2.4GHz vs. 5GHz: Where to Connect?

By Keith McNeely, Senior Director of Technology Services

If you are looking at purchasing a new computer, a router, or just upgrading your internet service provider’s router, you will come across the term “dual band,” which refers to a router that uses both 2.4 GHz and 5 GHz WiFi.

What is the Difference Between 2.4 GHz and 5 GHz?

These numbers refer to two different frequency bands that your WiFi can use for its signal. The biggest difference between the two is speed. Under ideal conditions, 2.4 GHz WiFi will support up to 450 Mbps or 600 Mbps, depending on the class of the router while 5 GHz WiFi will support up to 1300 Mbps.

The 2.4 GHz band is a very crowded frequency, especially in a convention center environment where hundreds, if not thousands of people, are using the network. Older technology like wireless microphones, cordless phones, Bluetooth devices, remote controls, baby monitors, etc. also use the frequency and interfere with the WiFi signal. The longer waves of the 2.4 GHz band are better suited for longer ranges and transmission through walls and solid objects. Arguably, it is better if you need better range for your devices or you have a lot of obstruction in the areas where you need coverage. However, because so many devices use the 2.4 GHz band, the resulting congestion can cause dropped connections and slower-than-expected speeds.

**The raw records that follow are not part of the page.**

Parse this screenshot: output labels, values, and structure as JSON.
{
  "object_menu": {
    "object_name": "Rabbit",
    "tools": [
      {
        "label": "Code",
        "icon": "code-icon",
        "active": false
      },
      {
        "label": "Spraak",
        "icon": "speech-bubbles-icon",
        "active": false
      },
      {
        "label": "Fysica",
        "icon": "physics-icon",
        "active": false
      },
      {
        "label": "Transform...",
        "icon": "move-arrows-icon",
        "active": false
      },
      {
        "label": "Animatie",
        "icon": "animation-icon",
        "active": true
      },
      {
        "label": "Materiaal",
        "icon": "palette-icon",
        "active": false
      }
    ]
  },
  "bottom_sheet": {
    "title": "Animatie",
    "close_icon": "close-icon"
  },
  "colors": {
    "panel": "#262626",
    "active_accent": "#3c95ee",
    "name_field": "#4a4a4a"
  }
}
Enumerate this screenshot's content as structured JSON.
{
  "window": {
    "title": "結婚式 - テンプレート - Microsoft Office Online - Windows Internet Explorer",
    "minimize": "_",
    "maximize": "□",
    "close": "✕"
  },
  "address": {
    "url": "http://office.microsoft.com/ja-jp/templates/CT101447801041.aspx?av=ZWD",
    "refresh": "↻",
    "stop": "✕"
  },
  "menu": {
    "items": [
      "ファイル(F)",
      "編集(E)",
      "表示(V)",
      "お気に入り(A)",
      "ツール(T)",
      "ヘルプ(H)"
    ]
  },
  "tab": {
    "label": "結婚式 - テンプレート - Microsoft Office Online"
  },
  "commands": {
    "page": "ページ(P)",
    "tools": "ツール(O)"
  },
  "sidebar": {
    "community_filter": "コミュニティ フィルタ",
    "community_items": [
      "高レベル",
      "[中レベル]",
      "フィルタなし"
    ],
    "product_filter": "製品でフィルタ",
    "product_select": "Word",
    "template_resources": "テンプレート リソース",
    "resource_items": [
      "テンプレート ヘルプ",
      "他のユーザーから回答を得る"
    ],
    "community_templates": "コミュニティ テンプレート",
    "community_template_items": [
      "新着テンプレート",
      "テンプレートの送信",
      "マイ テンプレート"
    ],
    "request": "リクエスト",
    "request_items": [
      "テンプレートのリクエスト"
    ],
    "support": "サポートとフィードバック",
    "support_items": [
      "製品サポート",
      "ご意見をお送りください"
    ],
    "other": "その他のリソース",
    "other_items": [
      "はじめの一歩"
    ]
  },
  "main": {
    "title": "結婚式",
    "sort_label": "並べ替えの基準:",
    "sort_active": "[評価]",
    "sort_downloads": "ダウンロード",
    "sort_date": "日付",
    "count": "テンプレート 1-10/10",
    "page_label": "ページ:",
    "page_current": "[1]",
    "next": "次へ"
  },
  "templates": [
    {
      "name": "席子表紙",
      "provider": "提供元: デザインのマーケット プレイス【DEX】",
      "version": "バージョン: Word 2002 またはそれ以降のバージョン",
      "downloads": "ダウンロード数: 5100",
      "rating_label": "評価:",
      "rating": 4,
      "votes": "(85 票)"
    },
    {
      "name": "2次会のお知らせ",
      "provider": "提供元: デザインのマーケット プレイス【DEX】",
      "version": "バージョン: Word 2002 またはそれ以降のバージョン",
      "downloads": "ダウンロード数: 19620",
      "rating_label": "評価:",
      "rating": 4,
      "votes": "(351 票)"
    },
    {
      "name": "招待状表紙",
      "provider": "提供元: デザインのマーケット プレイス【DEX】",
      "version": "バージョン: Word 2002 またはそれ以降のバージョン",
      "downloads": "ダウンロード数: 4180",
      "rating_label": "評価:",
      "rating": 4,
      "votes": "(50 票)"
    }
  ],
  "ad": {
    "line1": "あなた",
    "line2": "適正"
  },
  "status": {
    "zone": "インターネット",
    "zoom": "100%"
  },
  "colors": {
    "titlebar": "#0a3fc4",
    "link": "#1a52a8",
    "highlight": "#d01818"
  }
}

The 5 GHz band is less congested than the 2.4GHz, which means you will likely get more stable connections. You will also experience higher speeds. On the other hand, the shorter waves used by the 5 GHz band makes it less able to penetrate walls and solid objects. It also has a shorter effective range than the 2.4 GHz band.

Star at Night Panorama view

Which is better to use?

If you have a device that supports a wired Ethernet connection and it is not inconvenient nor awkward to connect a cable to it, using a wired connection over a wireless one is preferred. Wired connections offer lower latency, i.e., reduced delays in transmitting data, no dropped connections due to interference, and are faster than wireless connections.

If you currently use 2.4 GHz WiFi and are wondering whether you need to upgrade to 5 GHz, it is all about your internet requirements. If you’re experiencing dropped connections or if you require more speed for watching videos or playing games, then you will need to move to 5 GHz. If you live in a crowded apartment complex with dozens of wireless routers, baby monitors, and other 2.4 GHz band devices, then you should consider switching to the 5 GHz band.

If you are using a dual- or tri-band router and have both the 2.4 GHz and 5 GHz bands available and can’t decide on which one to connect to, here are a few things to consider: Does the device need the higher speed or are you mostly checking email and browsing the web? Is the device experiencing dropped connections on the 2.4 GHz network and do you need it to be more reliable? Are you okay with the device having the shorter effective range?

In the end, it is your needs that will dictate which band will work best for you.